“…Even the state highly recommends people still wear [masks].” Says Mrs. Young, though acknowledging the fact that students now have a choice, she recommends the students still wear them, stating that “…it’s better to be careful.”

Why are we unmasking in the first place?

Thanks to vaccinations and boosters, Covid cases around the country, especially in the area we live, are dropping, and state leaders see this as a sign to start lifting the mask mandate in schools, seeing that there would be no more real need to keep the masks on.

Covid cases around the third week of January peaked to a dangerously all time high, with times like January 10 reporting over 1.4 million new cases in one day in the USA. Thankfully, since then, Covid cases have dropped tremendously, with new cases averaging only under 100,000 cases per day since the last 2 weeks.

What do the professionals say?

The hardest thing about wearing and not wearing a mask is that it not only affects or benefits you, but because it also affects the people around you. For example, if someone wearing a mask were to be standing in a large crowd of unmasked people, then would the mask really be helpful to prevent possibly contracting the virus? What if the roles were reversed, and there was only 1 person maskless and everyone else around them had one on? Would that maskless person get the virus, or would they spread it instead?
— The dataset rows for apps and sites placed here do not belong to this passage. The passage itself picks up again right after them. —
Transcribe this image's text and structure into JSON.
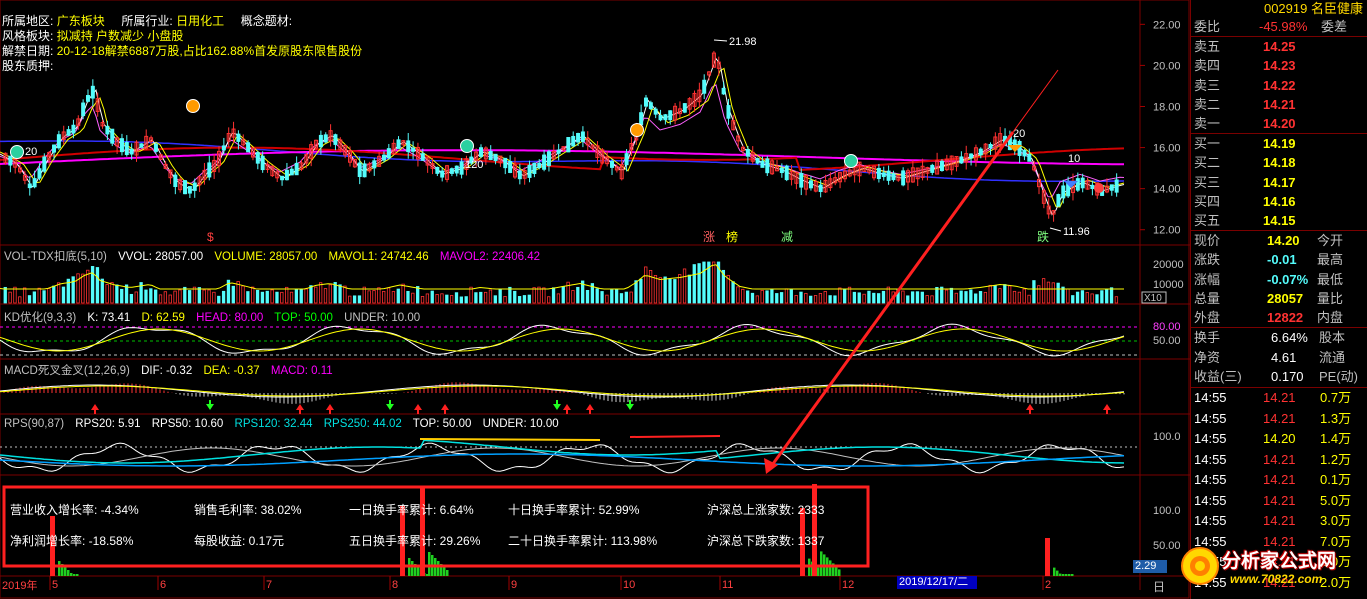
{
  "stock": {
    "code": "002919",
    "name": "名臣健康"
  },
  "info": {
    "region_label": "所属地区:",
    "region": "广东板块",
    "industry_label": "所属行业:",
    "industry": "日用化工",
    "concept_label": "概念题材:",
    "style_label": "风格板块:",
    "style": "拟减持 户数减少 小盘股",
    "unlock_label": "解禁日期:",
    "unlock": "20-12-18解禁6887万股,占比162.88%首发原股东限售股份",
    "pledge_label": "股东质押:"
  },
  "price_axis": [
    "22.00",
    "20.00",
    "18.00",
    "16.00",
    "14.00",
    "12.00"
  ],
  "price_labels": {
    "high": "21.98",
    "low": "11.96",
    "mark20": "20",
    "mark10": "10",
    "mark120": "120",
    "mark20b": "20"
  },
  "event_tags": [
    "涨",
    "榜",
    "减",
    "跌",
    "$"
  ],
  "vol_panel": {
    "title": "VOL-TDX扣底(5,10)",
    "vvol": "VVOL: 28057.00",
    "volume": "VOLUME: 28057.00",
    "mavol1": "MAVOL1: 24742.46",
    "mavol2": "MAVOL2: 22406.42",
    "axis": [
      "20000",
      "10000"
    ],
    "unit": "X10"
  },
  "kd_panel": {
    "title": "KD优化(9,3,3)",
    "k": "K: 73.41",
    "d": "D: 62.59",
    "head": "HEAD: 80.00",
    "top": "TOP: 50.00",
    "under": "UNDER: 10.00",
    "axis": [
      "80.00",
      "50.00"
    ]
  },
  "macd_panel": {
    "title": "MACD死叉金叉(12,26,9)",
    "dif": "DIF: -0.32",
    "dea": "DEA: -0.37",
    "macd": "MACD: 0.11"
  },
  "rps_panel": {
    "title": "RPS(90,87)",
    "rps20": "RPS20: 5.91",
    "rps50": "RPS50: 10.60",
    "rps120": "RPS120: 32.44",
    "rps250": "RPS250: 44.02",
    "top": "TOP: 50.00",
    "under": "UNDER: 10.00",
    "axis": [
      "100.0"
    ]
  },
  "stats_panel": {
    "axis": [
      "100.0",
      "50.00"
    ],
    "rev_growth": "营业收入增长率: -4.34%",
    "gross_margin": "销售毛利率: 38.02%",
    "turnover_1d": "一日换手率累计: 6.64%",
    "turnover_10d": "十日换手率累计: 52.99%",
    "up_count": "沪深总上涨家数: 2333",
    "profit_growth": "净利润增长率: -18.58%",
    "eps": "每股收益: 0.17元",
    "turnover_5d": "五日换手率累计: 29.26%",
    "turnover_20d": "二十日换手率累计: 113.98%",
    "down_count": "沪深总下跌家数: 1337"
  },
  "date_axis": {
    "year": "2019年",
    "months": [
      "5",
      "6",
      "7",
      "8",
      "9",
      "10",
      "11",
      "12",
      "2"
    ],
    "cursor_date": "2019/12/17/二",
    "right_val": "2.29",
    "right_tag": "日"
  },
  "quote": {
    "weibi_label": "委比",
    "weibi": "-45.98%",
    "weicha_label": "委差",
    "sell": [
      {
        "label": "卖五",
        "price": "14.25"
      },
      {
        "label": "卖四",
        "price": "14.23"
      },
      {
        "label": "卖三",
        "price": "14.22"
      },
      {
        "label": "卖二",
        "price": "14.21"
      },
      {
        "label": "卖一",
        "price": "14.20"
      }
    ],
    "buy": [
      {
        "label": "买一",
        "price": "14.19"
      },
      {
        "label": "买二",
        "price": "14.18"
      },
      {
        "label": "买三",
        "price": "14.17"
      },
      {
        "label": "买四",
        "price": "14.16"
      },
      {
        "label": "买五",
        "price": "14.15"
      }
    ],
    "stats": [
      {
        "l1": "现价",
        "v1": "14.20",
        "l2": "今开"
      },
      {
        "l1": "涨跌",
        "v1": "-0.01",
        "l2": "最高"
      },
      {
        "l1": "涨幅",
        "v1": "-0.07%",
        "l2": "最低"
      },
      {
        "l1": "总量",
        "v1": "28057",
        "l2": "量比"
      },
      {
        "l1": "外盘",
        "v1": "12822",
        "l2": "内盘"
      }
    ],
    "fin": [
      {
        "l1": "换手",
        "v1": "6.64%",
        "l2": "股本"
      },
      {
        "l1": "净资",
        "v1": "4.61",
        "l2": "流通"
      },
      {
        "l1": "收益(三)",
        "v1": "0.170",
        "l2": "PE(动)"
      }
    ],
    "ticks": [
      {
        "t": "14:55",
        "p": "14.21",
        "v": "0.7万"
      },
      {
        "t": "14:55",
        "p": "14.21",
        "v": "1.3万"
      },
      {
        "t": "14:55",
        "p": "14.20",
        "v": "1.4万"
      },
      {
        "t": "14:55",
        "p": "14.21",
        "v": "1.2万"
      },
      {
        "t": "14:55",
        "p": "14.21",
        "v": "0.1万"
      },
      {
        "t": "14:55",
        "p": "14.21",
        "v": "5.0万"
      },
      {
        "t": "14:55",
        "p": "14.21",
        "v": "3.0万"
      },
      {
        "t": "14:55",
        "p": "14.21",
        "v": "7.0万"
      },
      {
        "t": "14:55",
        "p": "14.21",
        "v": "1.0万"
      },
      {
        "t": "14:55",
        "p": "14.21",
        "v": "2.0万"
      }
    ]
  },
  "watermark": {
    "text": "分析家公式网",
    "url": "www.70822.com"
  },
  "colors": {
    "up": "#ff3232",
    "down": "#54fcfc",
    "ma5": "#ffffff",
    "ma10": "#ffff00",
    "ma20": "#ff00ff",
    "ma60": "#00cc00",
    "ma120": "#d00000",
    "ma250": "#3030ff",
    "frame": "#7a0000",
    "highlight_box": "#ff2020"
  }
}
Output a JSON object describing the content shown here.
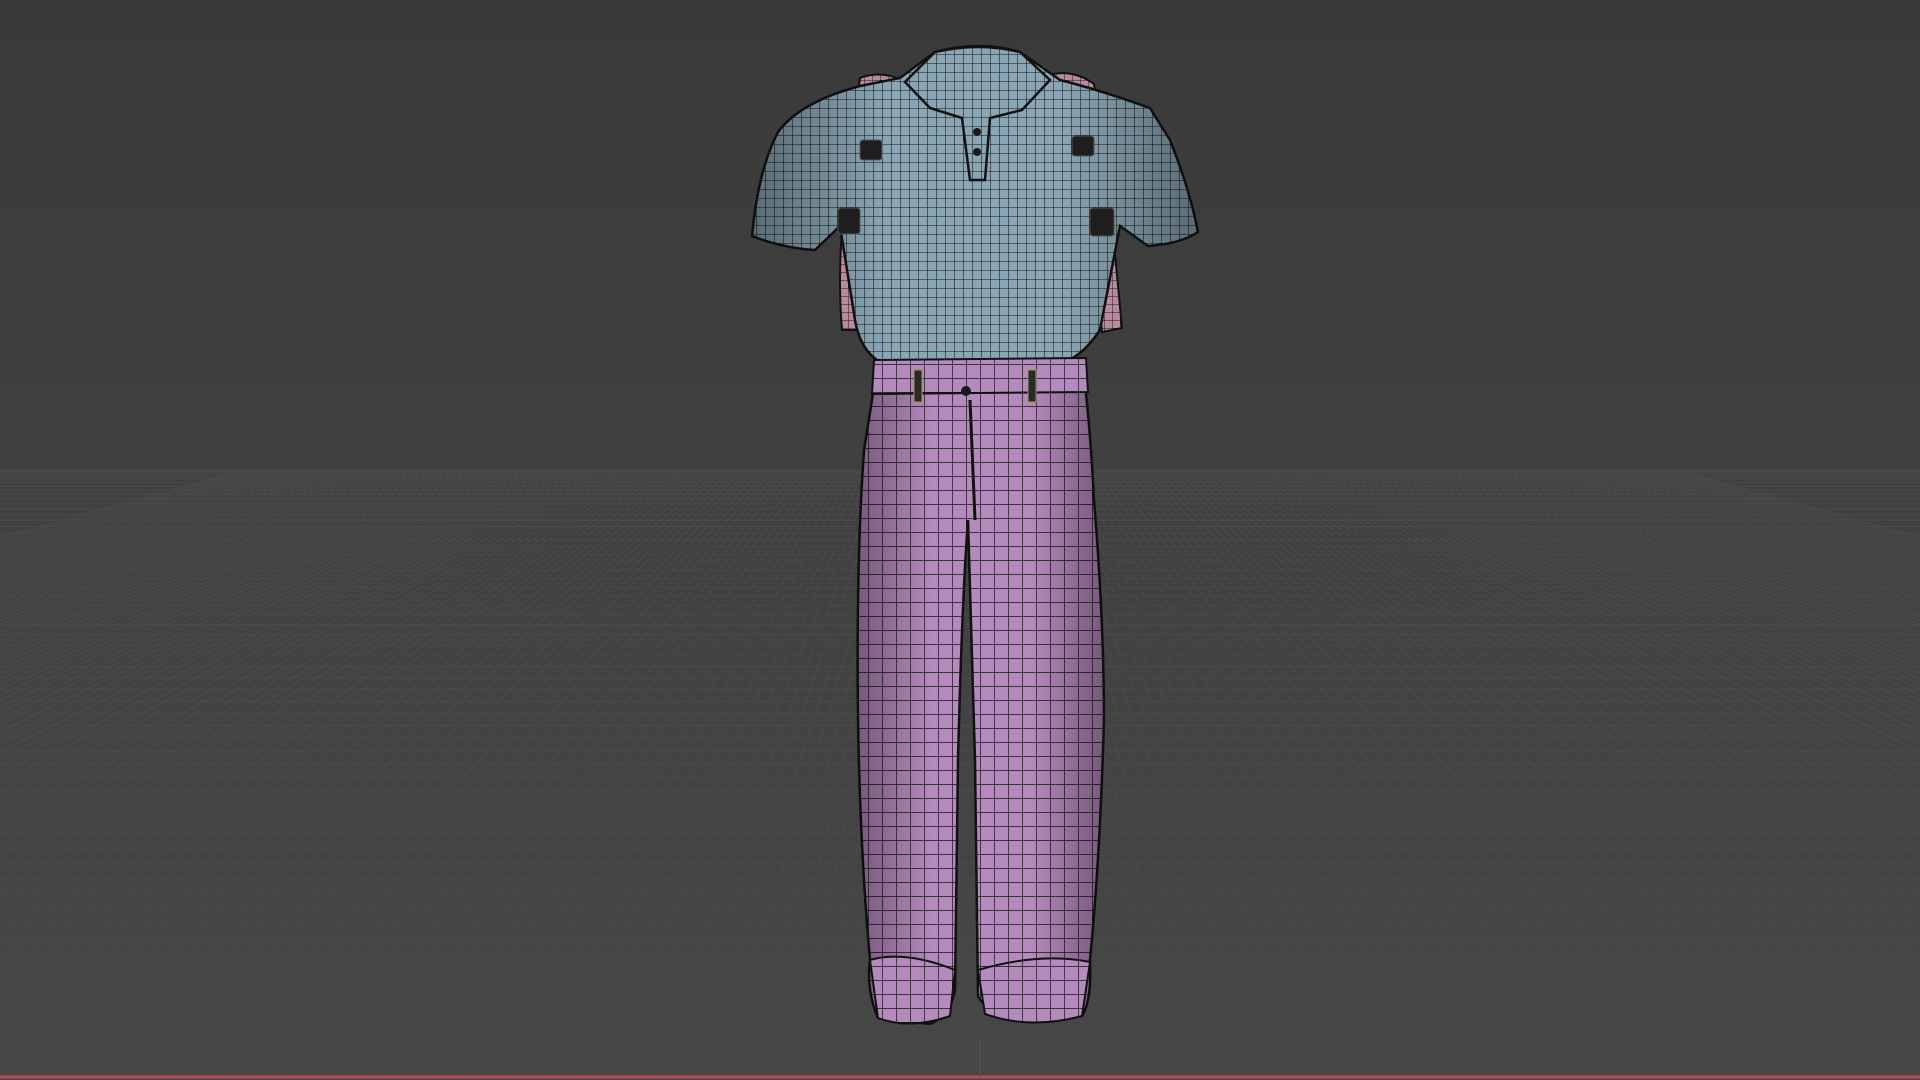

It’s still highly recommended that you still wear a mask, whether that’d be because you or others are unvaccinated, or have weakened immune systems. The Centers for Disease Control and Prevention, most commonly known as the CDC, continue to advise getting tested regularly and getting vaccinated and/or boosted.

Will we continue to wear masks forever?

Robert Beatty / for NBC News

There are other benefits to wearing face masks that do not have anything to do with Covid. People in Asia have been wearing masks long before the pandemic; cities such as Beijing are so overwhelmingly polluted with smog that people have worn masks to protect themselves from breathing it in. The Japanese wear their masks as a form of courtesy when they are sick so that they do not end up infecting others around them. Motorcyclists in The Philippines deal with a lot of pollution in the air due to being on the road all the time, so the masks serve as a way to deflect all the unhealthy air.

Asia soon won’t be the only continent using masks in the future. Usages of non-renewable sources such as coal and oil will pollute the air around us and make it dangerous for us to breathe it in in large quantities, and that time may not even be a long wait from now. There is also the possibility that there could be another virus outbreak in the future, and maybe we won’t even have to be told to wear masks, because we might already be wearing them on a daily basis for other reasons.

For now, we’ll think about the present: 2022, with the pandemic still going strong, but weakening as people around the country, state, county, and city continue to keep themselves and others from contracting Covid-19 as they receive the vaccine, social distance, and wear their masks. Soon, the risk of Covid will no longer be as significant as today, as long as we know how to keep ourselves and each other safe. If you choose to remove your mask, then also remember that Covid is not 100% gone, and perhaps it never will be. But we can all get what we want as long as we remember to stay away from large gatherings and, if possible, get vaccinated and boosted, for the sake of everyone around you. The outcome for the future will depend on actions today, so although wearing masks is no longer a necessity, what is one is remembering that there are others around you more vulnerable than you are, and the only way to keep everyone safe is to follow guidelines and to remind yourself that some things, like parties and concerts, could possibly wait another day.